Surveying the psychologically complex domain of interior spaces, Lucinda Devlin’s photographic series, The Omega Suites documents the execution chambers in the US. The large-format color portraits provide unique cultural readings on how spaces, objects and artifacts imbibe meaning. The work was not intended as a polemic against the death penalty, but as an examination of the institutions, accoutrements and rituals of death work.
Celia A. Shapiro’s photographs entitled, The Last Supper meditate on the violent paradox of justice and retribution. Recreating the requested last meals of executed prisoners, the work reflects on the symbol of the meal as life-giving and the subsequent execution as life-taking. The body politic is giving sustenance to the body condemned.
Employing the syntax of scientific observation, John Pinderhughes’, Nate Larson’s, and Talia Greene’s work investigates the relationship between the natural world, science and the human body. John Pinderhughes’ black and white photographic series Burnt Offerings, involves the saving of social detritus, the study of borrowed time, the stripping down of a physical object to bear its soul and the graphic interplay of light and line with emotional scrutiny. Outwardly, each image is a diary, a borrowed moment, a suspended fragment, a holding close of time and social involvement. Each object, stripped to its essence, invokes the chorus of human relationships.
Nate Larson’s photographs reveal what is unseen to the human eye. Invented in 1939 by Seymon Kirlian, Kirlian photography is a process that passes electricity through an object to produce an image on photographic film or paper, without the use of light. The photosensitized material records multicolored electrical emanations from the object, which some refer to as auras or biofields. Some experimenters believe that the photographs give physical form to psychic energy. Others believe that it reveals the etheric body, one of the layers of the aura thought to permeate all animate objects.
Examining the tenuous relationship between observation, preservation and the human desire to control nature, Talia Greene’s digital prints question the ways in which we interact with nature, our attempts to study and ultimately destroy it. In the series Observation/Preservation, the artist highlights vulnerability, and the implicit violence inherent in the urge to observe and control. The prints portray an unsettling juxtaposition of bugs before and after their dismemberment, asking the viewer to empathize with the insect, as well as with the urge to scrutinize it.
Together the works on view evoke a vivid glance into human existence and the symbiotic relationship between the corporeal body and its place in nature and culture.
– Colette Copeland
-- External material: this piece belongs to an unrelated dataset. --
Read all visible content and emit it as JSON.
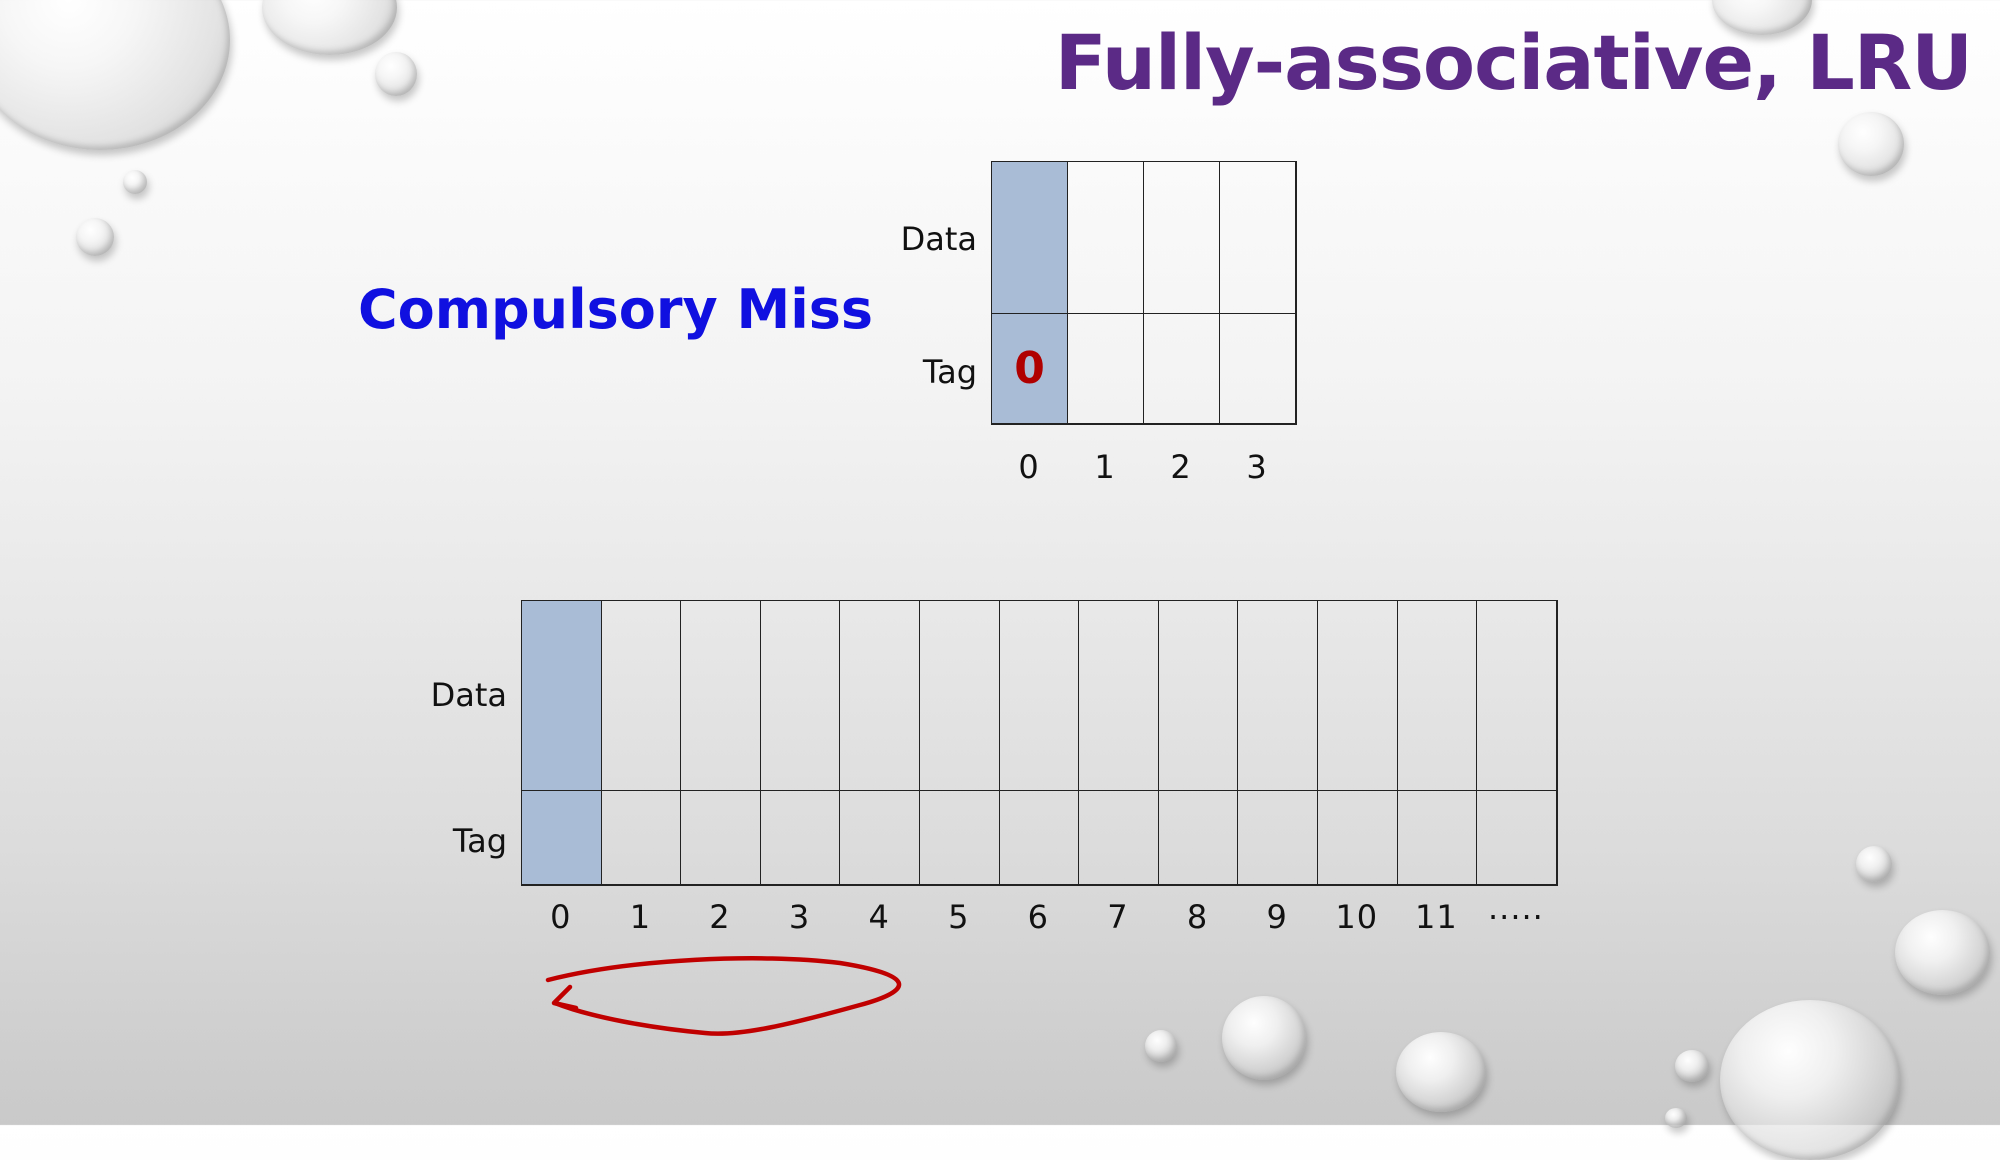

Colette Copeland is a multi-media artist who teaches visual studies, art writing and photography at University of Pennsylvania and critical theory at the University of the Arts in Philadelphia. She received her BFA from Pratt Institute in New York and her MFA from Syracuse University. She is the recipient of a Leeway Foundation Award for Art & Change. Her photographic and video installations have been exhibited extensively both nationally and internationally. Copeland writes a column for the photography journal Fotophile Magazine and contributes to Exposure Journal and The Photo Review. In addition to her other activities, Copeland is the Chairperson of the Mid-Atlantic Region of the Society for Photographic Education. She lives in Media, PA with her husband and two children. She has been obsessed with the macabre and death since childhood.